Tyrone Siu/Reuters

Even when they know they're not.

Riders on the Hong Kong Peak Tram continue to perceive that skyscrapers are falling down, despite their knowledge that the buildings are structurally sound.

Our vision overrides our sense of gravity -- and our common sense -- to create a tenacious illusion of tilt, researchers from the University of Hong Kong and the University of Freiberg have found. At night, the effect is even worse. Standing, on the other hand, can reduce the illusion -- perhaps by raising a rider's awareness of the force of gravity.

The study, "Falling Skyscrapers: When Cross-Modal Perception of Verticality Fails," is published in Psychological Science, required hundreds of trips up Hong Kong's Victoria Peak. Even for experienced riders, the illusion that buildings were tipping over was persistent.
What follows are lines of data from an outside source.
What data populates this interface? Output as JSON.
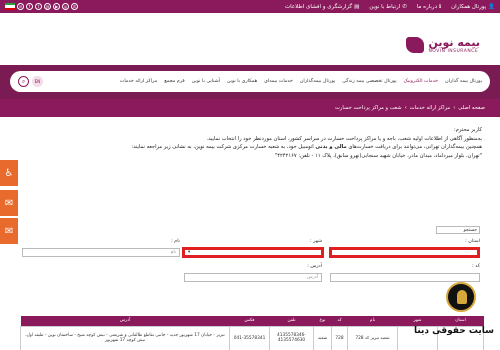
{
  "topbar": {
    "links": [
      "پورتال همکاران",
      "درباره ما",
      "ارتباط با نوین",
      "گزارشگری و افشای اطلاعات"
    ],
    "socials": [
      "in",
      "f",
      "t",
      "@",
      "▶",
      "◎",
      "✆"
    ]
  },
  "brand": {
    "name_fa": "بیمه نوین",
    "name_en": "NOVIN INSURANCE"
  },
  "nav": {
    "items": [
      "پورتال بیمه گذاران",
      "خدمات الکترونیک",
      "پورتال تخصصی بیمه زندگی",
      "پورتال بیمه‌گذاران",
      "خدمات بیمه‌ای",
      "همکاری با نوین",
      "آشنایی با نوین",
      "فرم مجمع",
      "مراکز ارائه خدمات"
    ],
    "lang": "EN"
  },
  "breadcrumb": [
    "صفحه اصلی",
    "مراکز ارائه خدمات",
    "شعب و مراکز پرداخت خسارت"
  ],
  "intro": {
    "line1": "کاربر محترم:",
    "line2": "به‌منظور آگاهی از اطلاعات اولیه شعب، باجه و یا مراکز پرداخت خسارت در سراسر کشور، استان موردنظر خود را انتخاب نمایید.",
    "line3a": "همچنین بیمه‌گذاران تهرانی، می‌توانند برای دریافت خسارت‌های",
    "line3b": "مالی و بدنی",
    "line3c": "اتومبیل خود، به شعبه خسارت مرکزی شرکت بیمه نوین، به نشانی زیر مراجعه نمایند:",
    "line4": "\"تهران، بلوار میرداماد، میدان مادر، خیابان شهید سنجابی(نهرو سابق)، پلاک ۱۱ - تلفن: ۴۲۴۲۱۶۷\""
  },
  "form": {
    "search_type": "جستجو",
    "province_label": "استان :",
    "city_label": "شهر :",
    "name_label": "نام :",
    "name_placeholder": "نام",
    "code_label": "کد :",
    "address_label": "آدرس :",
    "address_placeholder": "آدرس"
  },
  "table": {
    "headers": [
      "استان",
      "شهر",
      "نام",
      "کد",
      "نوع",
      "تلفن",
      "فکس",
      "آدرس"
    ],
    "rows": [
      [
        "",
        "",
        "شعبه تبریز کد 728",
        "728",
        "شعبه",
        "4135578346-4135574630",
        "041-35578341",
        "تبریز - خیابان 17 شهریور جدید - جانبی تقاطع طالقانی و شریعتی - نبش کوچه شیخ - ساختمان نوین - طبقه اول، نبش کوچه 17 شهریور"
      ]
    ]
  },
  "watermark": {
    "text": "سایت حقوقی دینا"
  }
}
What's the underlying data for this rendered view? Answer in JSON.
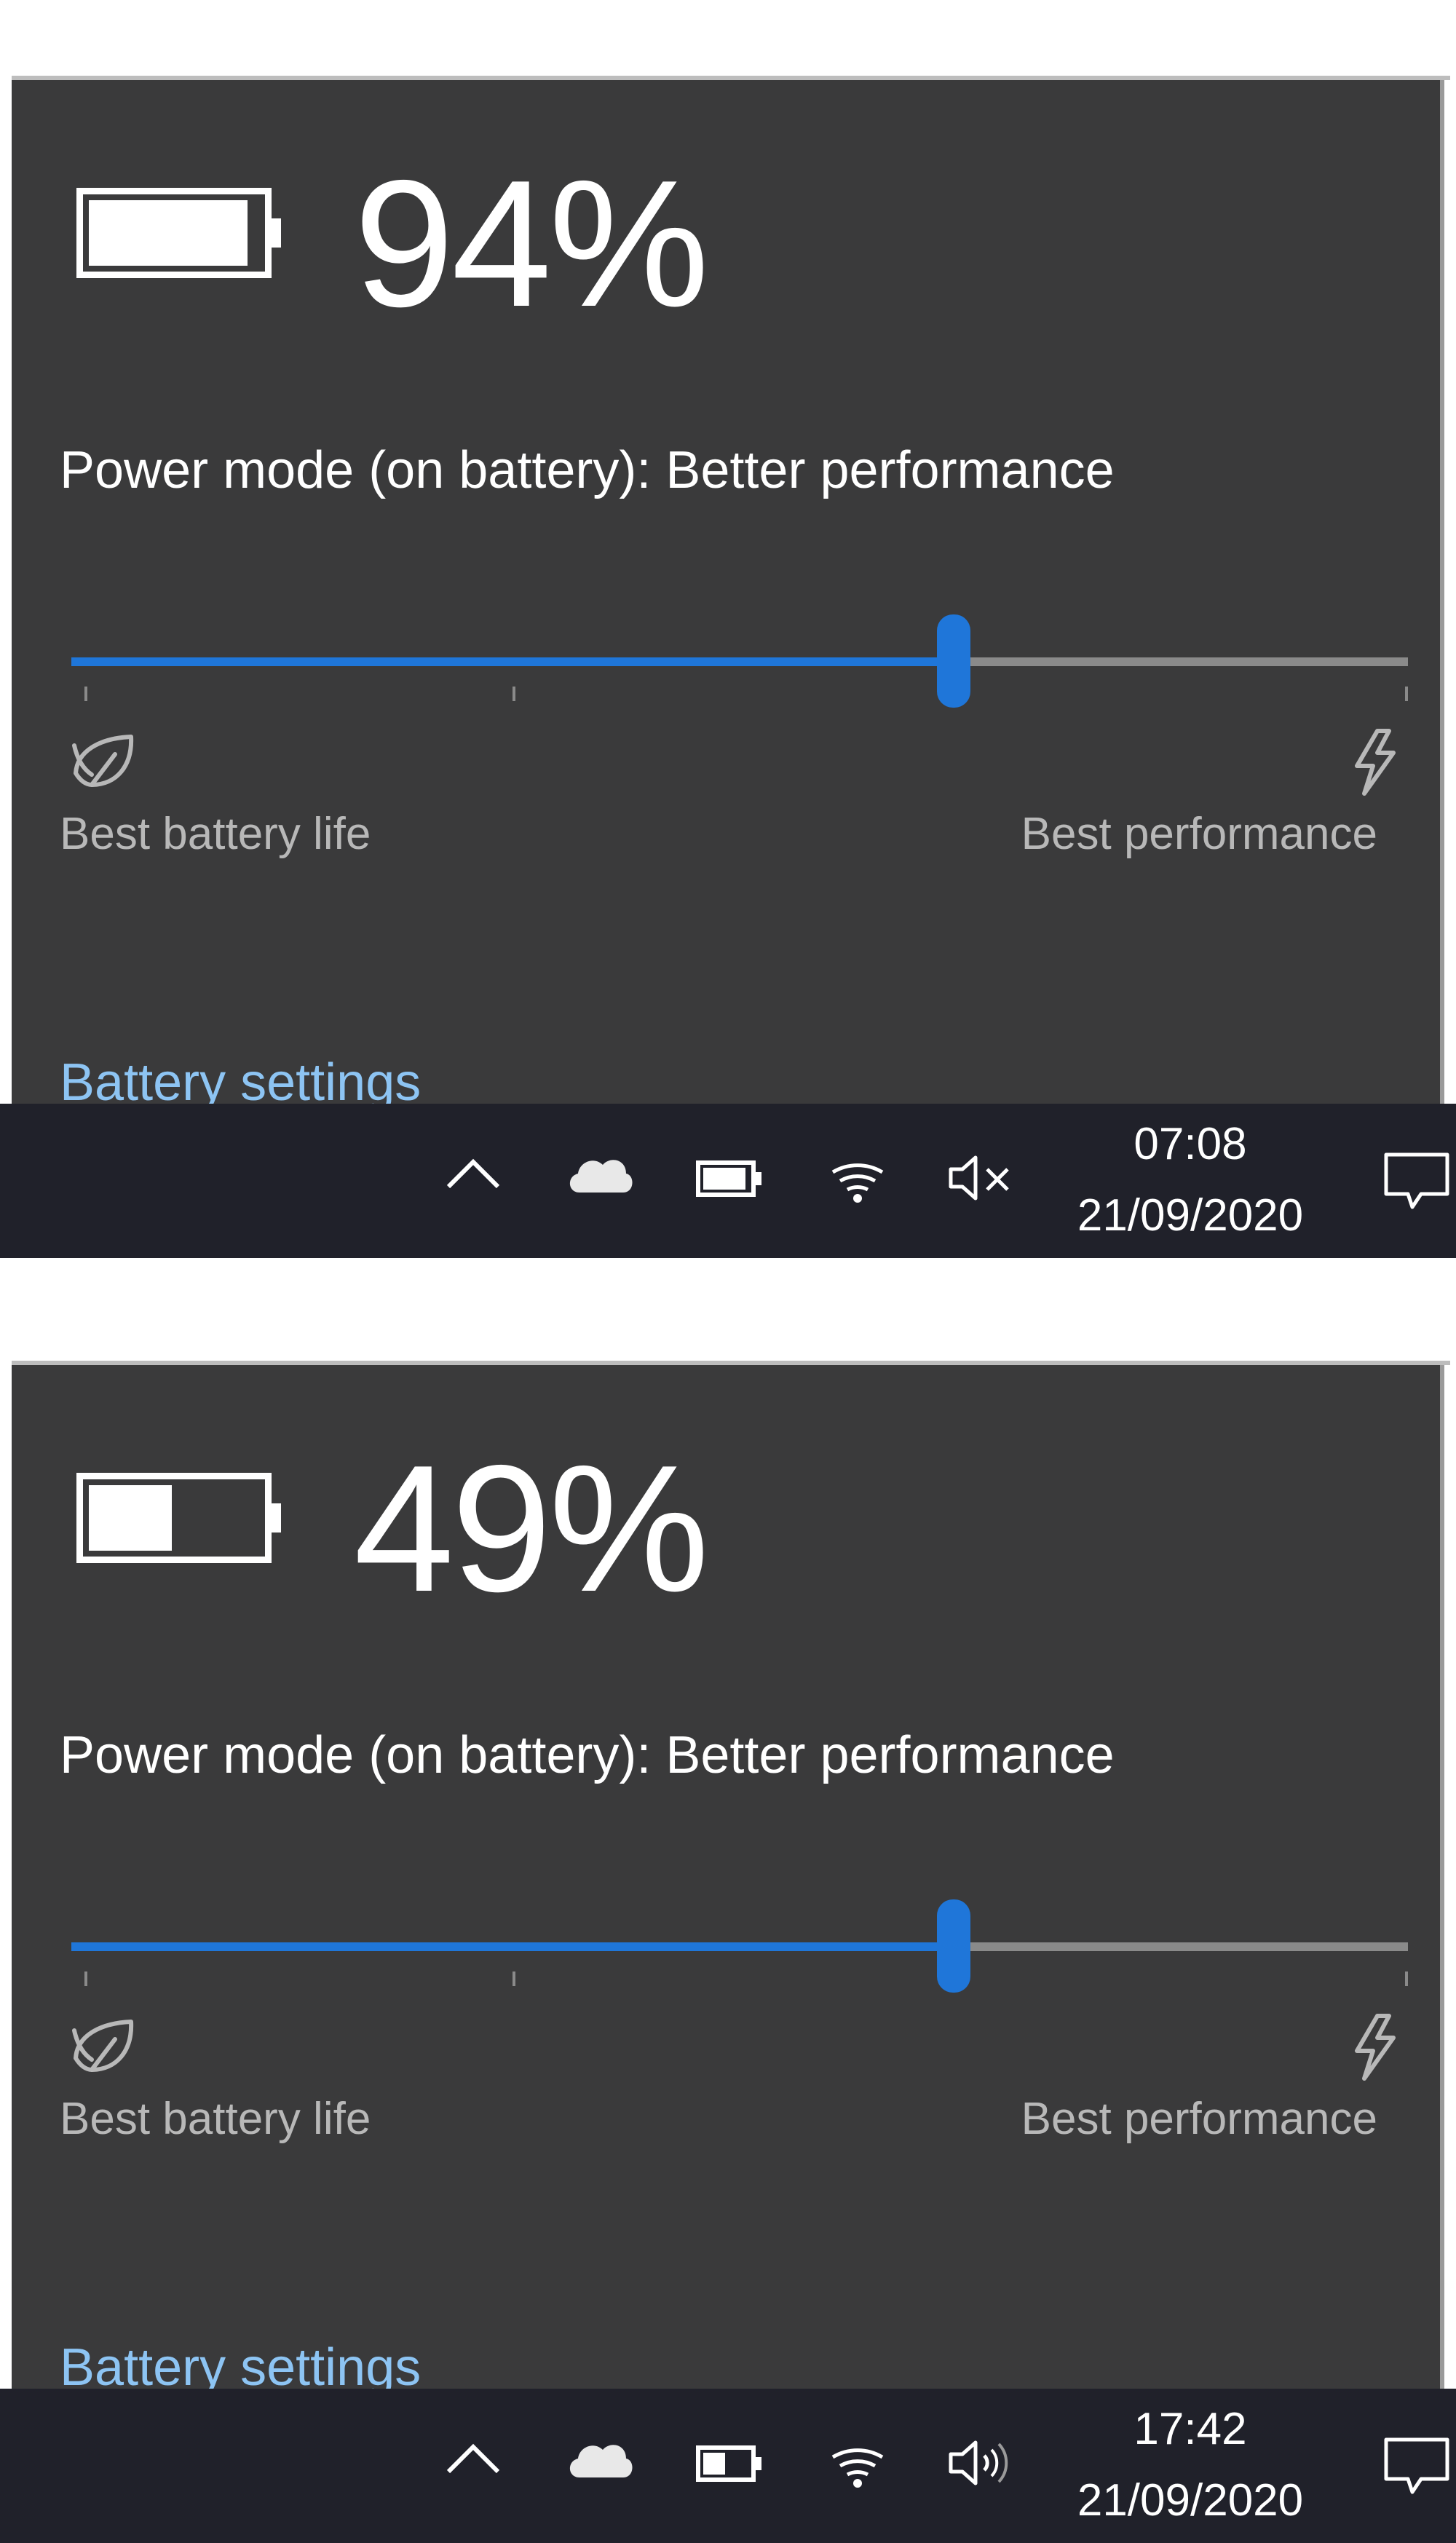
{
  "screenshots": [
    {
      "battery_percent_text": "94%",
      "battery_level": 0.94,
      "power_mode_label": "Power mode (on battery): Better performance",
      "slider": {
        "value": 0.66,
        "ticks": [
          0,
          0.33,
          1
        ]
      },
      "left_end_label": "Best battery life",
      "right_end_label": "Best performance",
      "settings_link": "Battery settings",
      "taskbar": {
        "time": "07:08",
        "date": "21/09/2020",
        "volume_state": "muted"
      }
    },
    {
      "battery_percent_text": "49%",
      "battery_level": 0.49,
      "power_mode_label": "Power mode (on battery): Better performance",
      "slider": {
        "value": 0.66,
        "ticks": [
          0,
          0.33,
          1
        ]
      },
      "left_end_label": "Best battery life",
      "right_end_label": "Best performance",
      "settings_link": "Battery settings",
      "taskbar": {
        "time": "17:42",
        "date": "21/09/2020",
        "volume_state": "on"
      }
    }
  ],
  "icons": {
    "battery": "battery-icon",
    "leaf": "battery-saver-leaf-icon",
    "bolt": "performance-bolt-icon",
    "chevron": "show-hidden-icons-chevron-icon",
    "cloud": "onedrive-cloud-icon",
    "wifi": "wifi-icon",
    "volume_muted": "volume-muted-icon",
    "volume_on": "volume-icon",
    "notifications": "action-center-icon"
  },
  "colors": {
    "accent": "#1f76d9",
    "flyout_bg": "#3a3a3b",
    "taskbar_bg": "#20212a",
    "link": "#8dc4f3"
  }
}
Graphic courtesy of Chia-huei Tseng et al.

Top image: Tyrone Siu/Reuters.

About the Author

Most Popular

  1. Equity

    Berlin Will Freeze Rents for Five Years

    Local lawmakers agreed to one of Europe’s most radical rental laws, but it sets the stage for a battle with Germany’s national government.

  2. A photo of a new apartment building under construction in Boston.
    Equity

    In Massachusetts, a ‘Paper Wall’ of Zoning Is Blocking New Housing

    Despite the area’s progressive politics, NIMBY-minded residents in and around Boston are skilled in keeping multi-family housing at bay.

  3. A photo of Madrid's Gran Via
    Environment

    Is This the End of the Road for Madrid’s Car Ban?

    With more conservative leadership moving in after elections, the Spanish capital’s pollution-fighting regulations on private vehicles may be in danger.

  4. A photo of a Google employee on a bicycle.
    Equity

    How Far Will Google’s Billion-Dollar Bay Area Housing Plan Go?

    The single largest commitment by a private employer to address the Bay Area’s acute affordable housing crisis is unique in its focus on land redevelopment.

  5. Environment

    Paris Wants to Grow ‘Urban Forests’ at Famous Landmarks

    The city plans to fill some small but treasured sites with trees—a climate strategy that may also change the way Paris frames its architectural heritage.

×